|Nicey replies: Not that we are aware of. Try widening your search area to some not exactly local shops. Also they tend to be on the bottom shelf in big supermarkets.
|Firstly, hello very much.|
Secondly, I was never really a big biscuit eater. My first memory of biscuits was from when I was 6. We had Abbey Crunches with our milk, at milk and biscuit time; [and these are probably my favourite biscuits.] When milk and biscuit time ceased to exist, however; my interest in biscuits dissappated. Apart from the occasional party ring, I ate none.
I'm quite a healthy eater now and until very recently, biscuits were out of the equation, and so after discovering your website, I became simply a biscuit enthusiast. Rather like a better on racehorses who doesn't actually like horses. Anyway, after time, I decided to eat one with my tea, it happened to be a HobNob. And I haven't looked back since, well, now actually. I have a biscuit with my tea whenever I feel like it now, and encourage those around me to do so also.
As for tea, I like; Lapsang Souchong, Green tea, peppermint [whilst not strictly a tea], and jasmine. Infusions: camomile and spiced apple, cranberry,rasberry & elderflower and lemon. I always add a smidge of honey to my tea-like beverages as it is simply exquisite.
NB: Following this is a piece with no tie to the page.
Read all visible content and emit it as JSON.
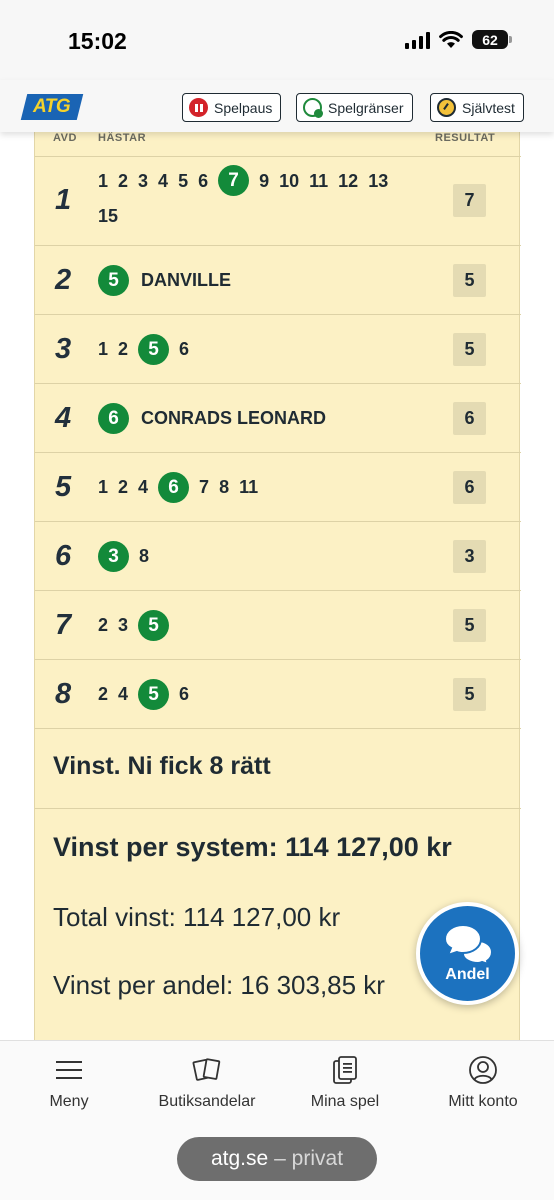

To conclude; thank you very much for your delicious website.
|Nicey replies: That's good news. Now you just have to start drinking proper tea and everything will be tickty-boo.
||Dear Nicey and Wifey,|
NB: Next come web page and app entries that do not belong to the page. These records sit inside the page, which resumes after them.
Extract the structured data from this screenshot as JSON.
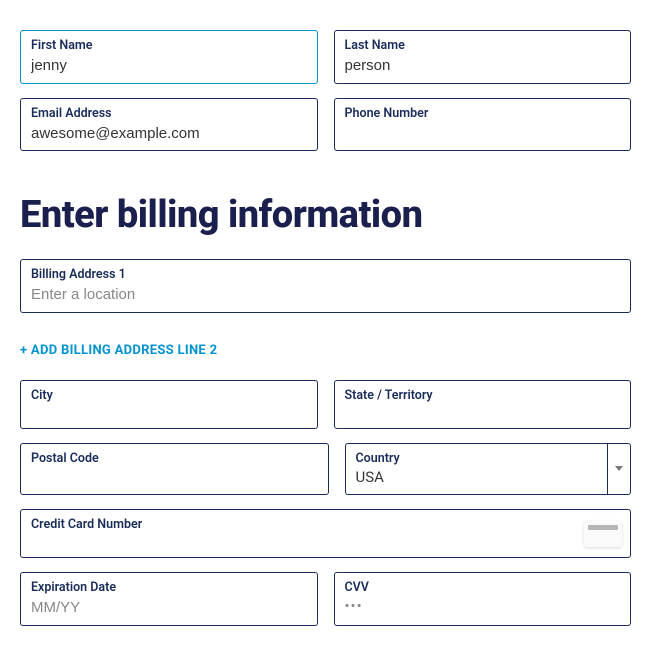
{
  "personal": {
    "first_name_label": "First Name",
    "first_name_value": "jenny",
    "last_name_label": "Last Name",
    "last_name_value": "person",
    "email_label": "Email Address",
    "email_value": "awesome@example.com",
    "phone_label": "Phone Number",
    "phone_value": ""
  },
  "heading": "Enter billing information",
  "billing": {
    "address1_label": "Billing Address 1",
    "address1_value": "",
    "address1_placeholder": "Enter a location",
    "add_line2_label": "+ ADD BILLING ADDRESS LINE 2",
    "city_label": "City",
    "city_value": "",
    "state_label": "State / Territory",
    "state_value": "",
    "postal_label": "Postal Code",
    "postal_value": "",
    "country_label": "Country",
    "country_value": "USA",
    "cc_label": "Credit Card Number",
    "cc_value": "",
    "exp_label": "Expiration Date",
    "exp_value": "",
    "exp_placeholder": "MM/YY",
    "cvv_label": "CVV",
    "cvv_placeholder": "•••",
    "cvv_value": ""
  }
}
For me, the only drinkable tea under *normal circumstances is Earl Grey. This strand of Beverage Special Needs (BSN) is annoying, as despite the UK being host to a significant minority core of die-hard Greys, all too often, the only tea available in cafes, restaurants, friends' homes etc., is still ordinary (common) tea - PG, Typhoo and the like.
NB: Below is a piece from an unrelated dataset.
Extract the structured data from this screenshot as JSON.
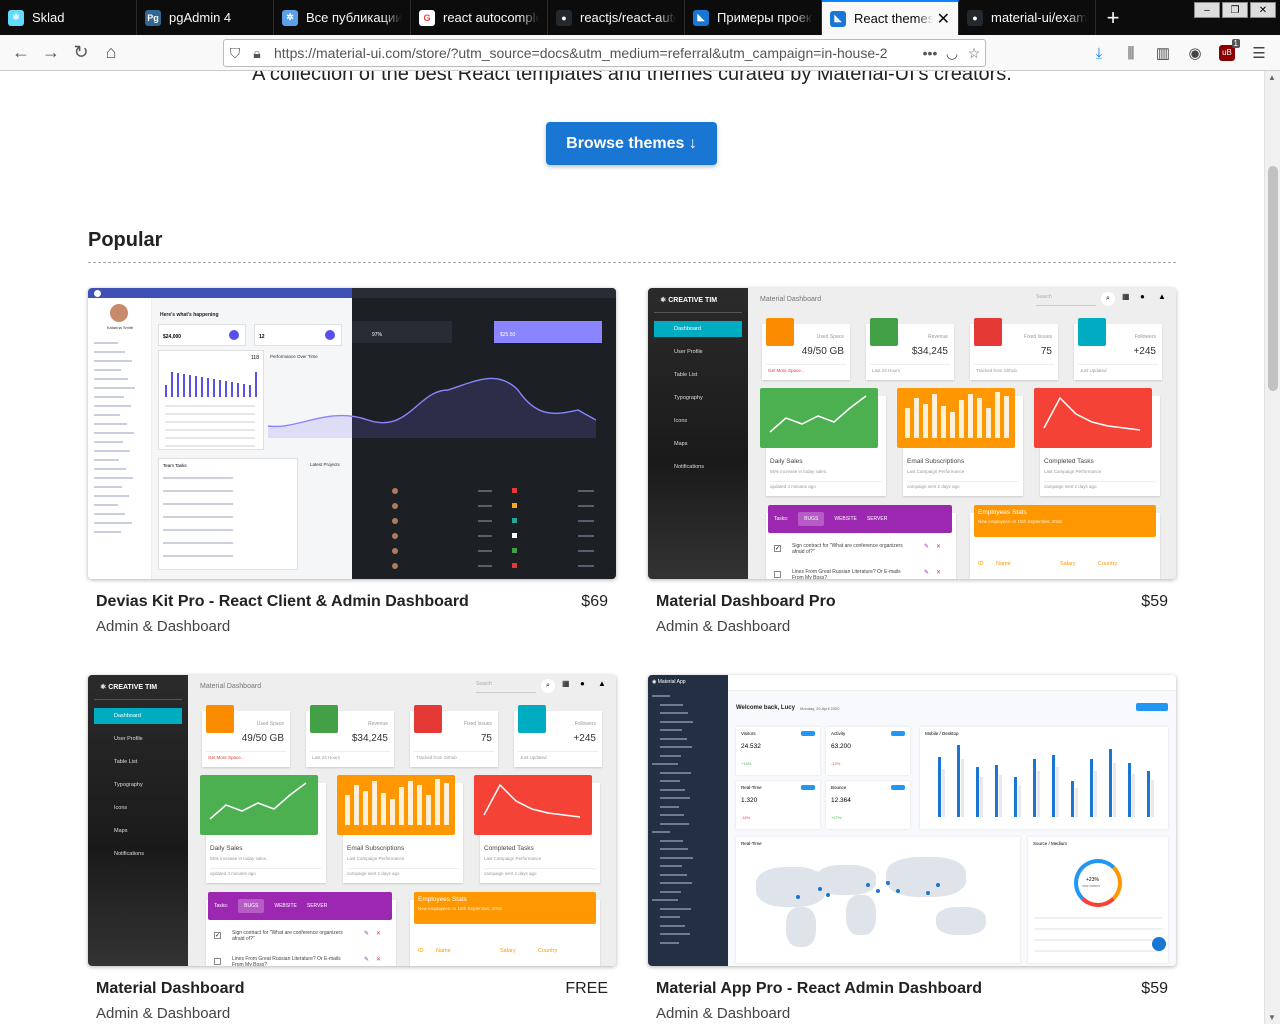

This is not the subject of my missive, however. After extensive testing of Other Brands of Earl Grey, it is my view that none of them comes close to the excellence of taste and aroma that is Twinings, the original and best. Supermarket brands generally err on the side of oppressive over-perfuming with the bergamot oil, while Clipper Fair Trade Earl Grey, I am sorry to say, doesn't even taste like tea. Even if it does have a pretty picture of an earring on the box.
Has anyone found an Earl Grey that acts as a serious contender to Twinings?
Best regards, and many thanks for providing a forum for the things that really matter.
*i.e. any time other than when a crucial cup of tea is made by an unfamiliar third party following emotional trauma, fainting, sudden serious accident or military coup.
|Nicey replies: The long and short of it would seem to be that you need to carry round some Twinings Earl Grey teabags with you, as these appear to the ones you like and that your friends etc don't have. Hope that is helpful.
Oh obviously if you are going on a bit of a big trip you'll need more than usual.
Ginger Nut Review
Just thought I'd write and ask if you'd tried Tetley's Earl Grey with Vanilla. I only fraternise with the Earl occasionally myself and felt quite nervous about giving this a go but was pleasantly surprised. As usual with flavoured teas the vanilla smell is a lot stronger that the flavour and as I have milk in my Earl this is quite a relief. It also gives an extra something to the dipping biscuit of choice (for the earl has to be a plain digestive, keep it simple). Do let me know what you think, I havn't discovered any other flavours yet-do you know of any?
p.s. I also wanted to ask the biscuit eating world if there were any other ginger people (I am one of that variety myself) who felt that they were comitting a social taboo by opting for a ginger biscuit when offered. I have often noticed sidelong glances when I go for the ginger cake/biscuit as if I were doing something just a little bit brazen.
|Nicey replies: Hester,
We drink PG.
As for Ginger matters, Tom who edited our book and his wife are both of the Ginger persuasion and for their wedding cake had a huge ginger one with a Gingerbread groom and bride on top. Perhaps you should up the ante and carry around lumps of ginger, and those little jars of it to snack on.